Given the intellectual flimsiness of their work, it’s best to look for cultural causes to explain the “New Atheists” popularity. And surely one factor here is the now-canonical notion in Western high culture that biblical religion is incompatible with modern natural science: an idea rooted in the notion that the “scientific method” is the only way to get at the truth. (William Shakespeare, call your office.)
PHOTOGRAPHS CAN capture exceptional moments in an iconic way, making the original experience “present” emotionally as well as pictorially.
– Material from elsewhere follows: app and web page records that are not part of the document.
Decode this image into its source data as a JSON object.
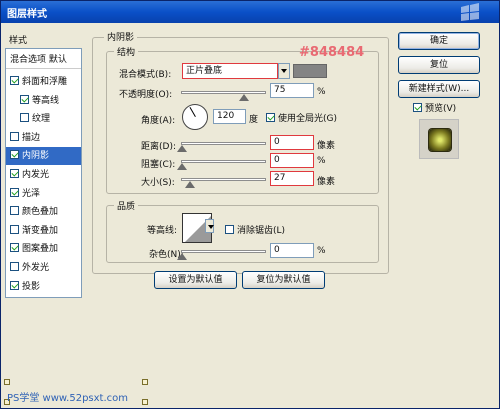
{
  "window": {
    "title": "图层样式"
  },
  "left": {
    "header": "样式",
    "blend_default": "混合选项 默认",
    "items": [
      {
        "label": "斜面和浮雕",
        "checked": true,
        "selected": false,
        "indent": false
      },
      {
        "label": "等高线",
        "checked": true,
        "selected": false,
        "indent": true
      },
      {
        "label": "纹理",
        "checked": false,
        "selected": false,
        "indent": true
      },
      {
        "label": "描边",
        "checked": false,
        "selected": false,
        "indent": false
      },
      {
        "label": "内阴影",
        "checked": true,
        "selected": true,
        "indent": false
      },
      {
        "label": "内发光",
        "checked": true,
        "selected": false,
        "indent": false
      },
      {
        "label": "光泽",
        "checked": true,
        "selected": false,
        "indent": false
      },
      {
        "label": "颜色叠加",
        "checked": false,
        "selected": false,
        "indent": false
      },
      {
        "label": "渐变叠加",
        "checked": false,
        "selected": false,
        "indent": false
      },
      {
        "label": "图案叠加",
        "checked": true,
        "selected": false,
        "indent": false
      },
      {
        "label": "外发光",
        "checked": false,
        "selected": false,
        "indent": false
      },
      {
        "label": "投影",
        "checked": true,
        "selected": false,
        "indent": false
      }
    ]
  },
  "inner_shadow": {
    "section_title": "内阴影",
    "structure_title": "结构",
    "blend_mode_label": "混合模式(B):",
    "blend_mode_value": "正片叠底",
    "color_hex": "#848484",
    "swatch_color": "#848484",
    "opacity_label": "不透明度(O):",
    "opacity_value": "75",
    "opacity_pct": 75,
    "angle_label": "角度(A):",
    "angle_value": "120",
    "angle_unit": "度",
    "global_light_label": "使用全局光(G)",
    "distance_label": "距离(D):",
    "distance_value": "0",
    "distance_unit": "像素",
    "distance_pct": 0,
    "choke_label": "阻塞(C):",
    "choke_value": "0",
    "choke_pct": 0,
    "size_label": "大小(S):",
    "size_value": "27",
    "size_unit": "像素",
    "size_pct": 10,
    "percent": "%"
  },
  "quality": {
    "title": "品质",
    "contour_label": "等高线:",
    "antialias_label": "消除锯齿(L)",
    "noise_label": "杂色(N):",
    "noise_value": "0",
    "noise_pct": 0,
    "percent": "%"
  },
  "footer_buttons": {
    "set_default": "设置为默认值",
    "reset_default": "复位为默认值"
  },
  "right": {
    "ok": "确定",
    "cancel": "复位",
    "new_style": "新建样式(W)...",
    "preview_label": "预览(V)"
  },
  "watermark": "PS学堂 www.52psxt.com"
}
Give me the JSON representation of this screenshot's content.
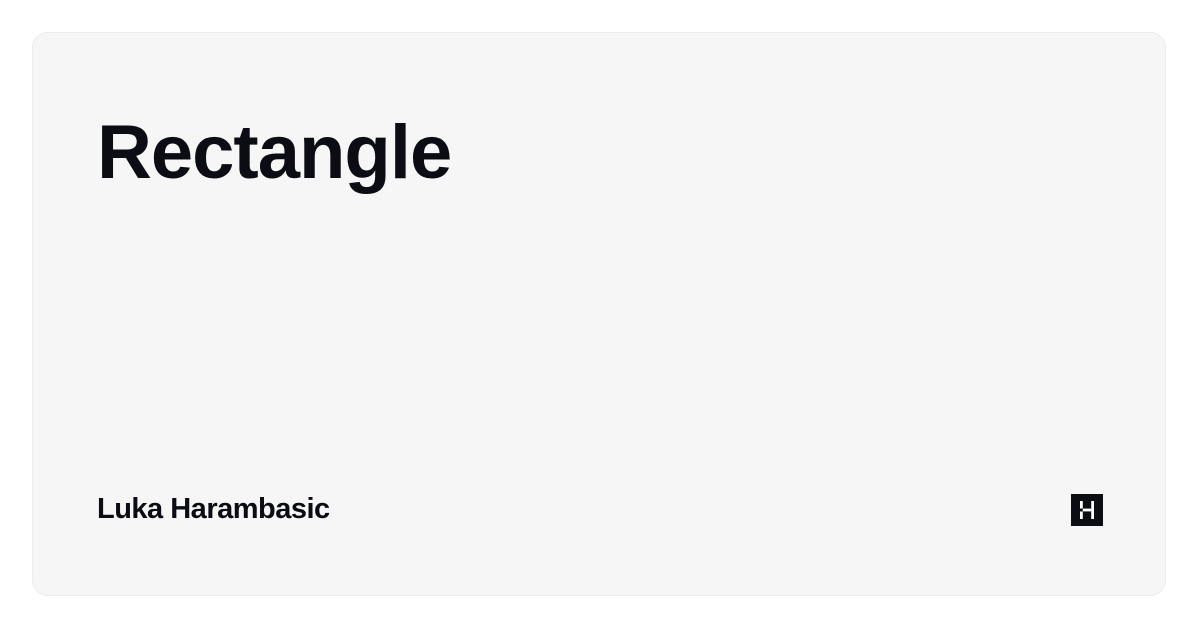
{
  "card": {
    "title": "Rectangle",
    "author": "Luka Harambasic",
    "logo_icon": "logo-h-icon"
  },
  "colors": {
    "page_background": "#ffffff",
    "card_background": "#f6f6f6",
    "text": "#0b0c14"
  }
}
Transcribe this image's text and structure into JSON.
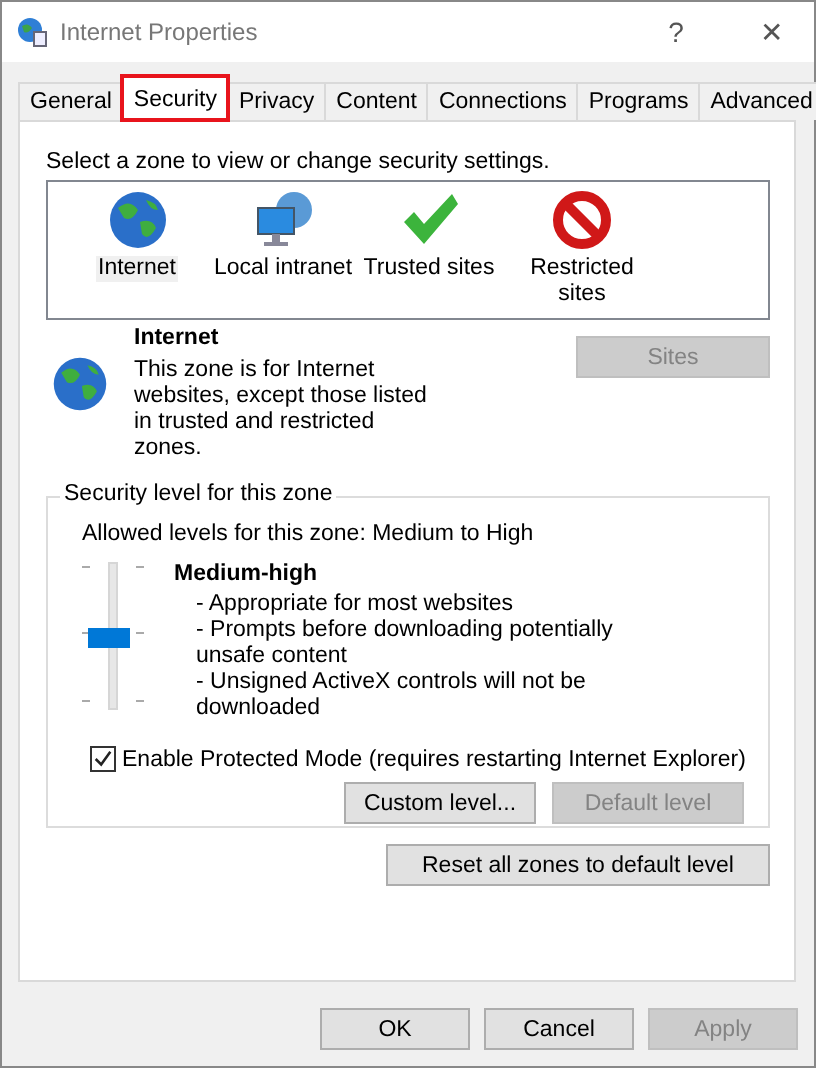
{
  "window": {
    "title": "Internet Properties",
    "help": "?",
    "close": "✕"
  },
  "tabs": [
    {
      "label": "General",
      "selected": false,
      "outlined": false
    },
    {
      "label": "Security",
      "selected": true,
      "outlined": true
    },
    {
      "label": "Privacy",
      "selected": false,
      "outlined": false
    },
    {
      "label": "Content",
      "selected": false,
      "outlined": false
    },
    {
      "label": "Connections",
      "selected": false,
      "outlined": false
    },
    {
      "label": "Programs",
      "selected": false,
      "outlined": false
    },
    {
      "label": "Advanced",
      "selected": false,
      "outlined": false
    }
  ],
  "zone_prompt": "Select a zone to view or change security settings.",
  "zones": [
    {
      "label": "Internet",
      "kind": "globe",
      "selected": true
    },
    {
      "label": "Local intranet",
      "kind": "intranet",
      "selected": false
    },
    {
      "label": "Trusted sites",
      "kind": "check",
      "selected": false
    },
    {
      "label": "Restricted sites",
      "kind": "blocked",
      "selected": false
    }
  ],
  "zone_detail": {
    "title": "Internet",
    "description": "This zone is for Internet websites, except those listed in trusted and restricted zones.",
    "sites_button": {
      "label": "Sites",
      "disabled": true
    }
  },
  "security_level": {
    "legend": "Security level for this zone",
    "allowed": "Allowed levels for this zone: Medium to High",
    "level": 0.5,
    "level_name": "Medium-high",
    "points": [
      "- Appropriate for most websites",
      "- Prompts before downloading potentially unsafe content",
      "- Unsigned ActiveX controls will not be downloaded"
    ],
    "protected_mode": {
      "label": "Enable Protected Mode (requires restarting Internet Explorer)",
      "checked": true
    },
    "buttons": [
      {
        "label": "Custom level...",
        "disabled": false
      },
      {
        "label": "Default level",
        "disabled": true
      }
    ]
  },
  "reset_button": {
    "label": "Reset all zones to default level",
    "disabled": false
  },
  "dialog_buttons": [
    {
      "label": "OK",
      "disabled": false
    },
    {
      "label": "Cancel",
      "disabled": false
    },
    {
      "label": "Apply",
      "disabled": true
    }
  ]
}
The photo of U.S. Marines raising the American flag on Iwo Jima’s Mt. Suribachi “means a Marine Corps for the next 500 years,” Secretary of the Navy James Forrestal said in 1945. The image of John F. Kennedy Jr.’s boyish salute as his father’s casket left Washington’s St. Matthew’s Cathedral in 1963 helped cement the “Camelot” myth into its seemingly impregnable place in American public life. The “Earthscape” pictures shot by Apollo 8 astronauts at Christmas, 1968, continue to play a not-insignificant role in today’s environmental movement.
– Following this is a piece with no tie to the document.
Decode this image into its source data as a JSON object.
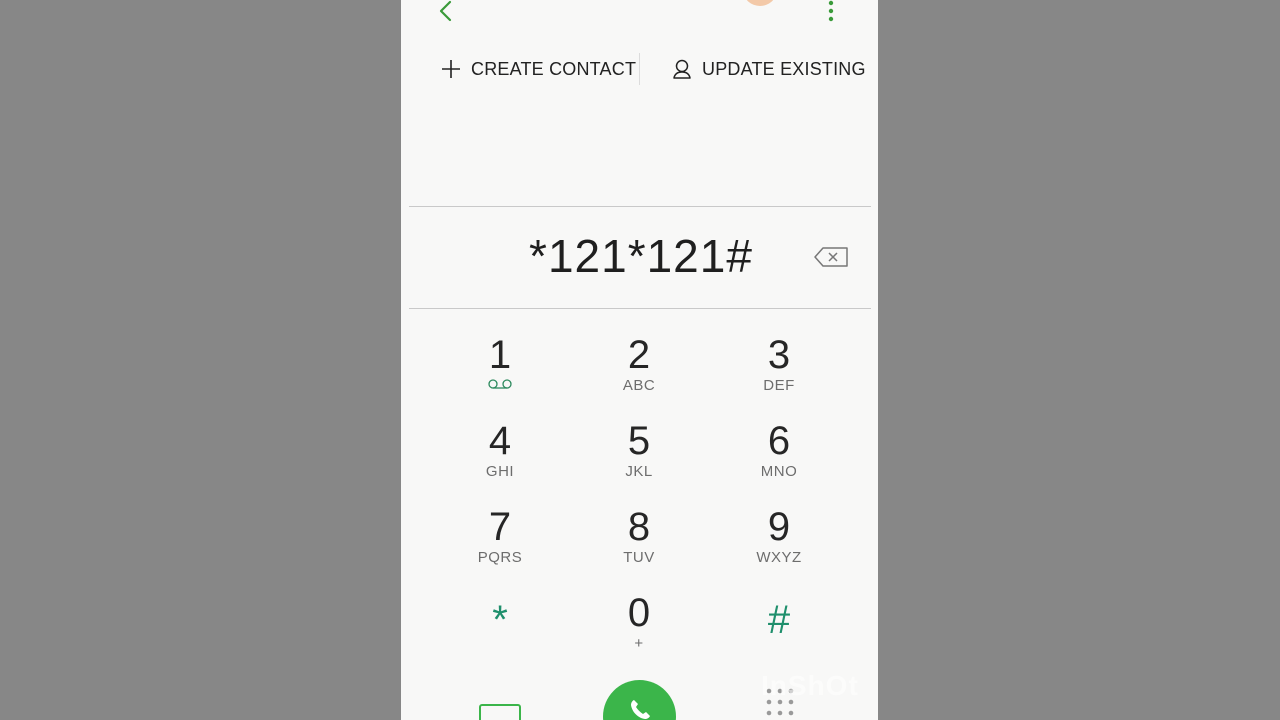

THE EVENING OF Sept. 12, 2006, was, in a word, memorable. My wife and I were having dinner in Cracow with two of John Paul II’s oldest friends when my mobile phone rang and an agitated Italian journalist started hollering in my ear, “Have you zeen zees crazee speech zee Pope has given about zee Muslims? What do you zay about it?”
TEN YEARS AGO, after my meditation on Europe, “The Cube and the Cathedral,” had appeared in several languages, I was invited to speak to the European Parliament in Brussels, Belgium. There, I tried to make what seemed three rather obvious points:
PERHAPS IT WAS being “overcome with Paschal joy” (as the Prefaces for Easter put it). Maybe it was my guardian angel whispering in my ear. Perhaps I’m just getting older and thus less crotchety. But for a brief moment, at around 7:30 EDT on the morning of May 3, I felt a blush of sympathy for Hillary Clinton for the first time in 25 years.
IF YOU CAN find it in your attic, open your old, pre-Vatican II missal, and look at the Sundays between Easter and Pentecost, which are titled “Sundays after Easter.” Now look at a contemporary Missal, or your current issue of Magnificat, and note the difference: those Sundays are now styled “Sundays of Easter.” Three letters were lost in the transition from after to of, but that subtraction represents a great recovery of liturgical insight.
DID YOU FIND the Gorsuch hearings in the Senate Judiciary Committee a depressing exercise in political theater? Are you tired of the members of the “world’s greatest deliberative body” playing “Gotcha!” games that would embarrass a well-trained high school debate team? Have you had it with a mainstream media that doesn’t hold senators accountable for gross ignorance and bias and a social media universe that’s constantly in hysterics?
On the sapphire jubilee of Jackie Robinson’s first game in the majors, America owes 42 an enormous round of applause and a prayer for the repose of a noble soul.
WHEN I FIRST MET Bishop Charles J. Chaput, O.F.M. Cap., more than 20 years ago, I was struck by his boyish demeanor, his exquisite courtesy and his rock-solid faith. Then the bishop of Rapid City, South Dakota, a diocese that serves several reservations, Bishop Chaput was obviously proud of his Potawatomi heritage without wearing his roots, so to speak, on his sleeve. Moreover, his striking modesty and personal gentleness exemplified the Franciscan vocation he had embraced. Here, I thought, is a real pastor, living out the meaning of his episcopal motto, “As Christ loved the Church.”
EVELYN WAUGH’S SLIM and critically unappreciated novel, “Helena,” was something of a literary experiment for a modern master of English literature. At bottom though, the novel – the only one of his books Waugh ever read aloud to his children – is an act of faith in the reality of revelation.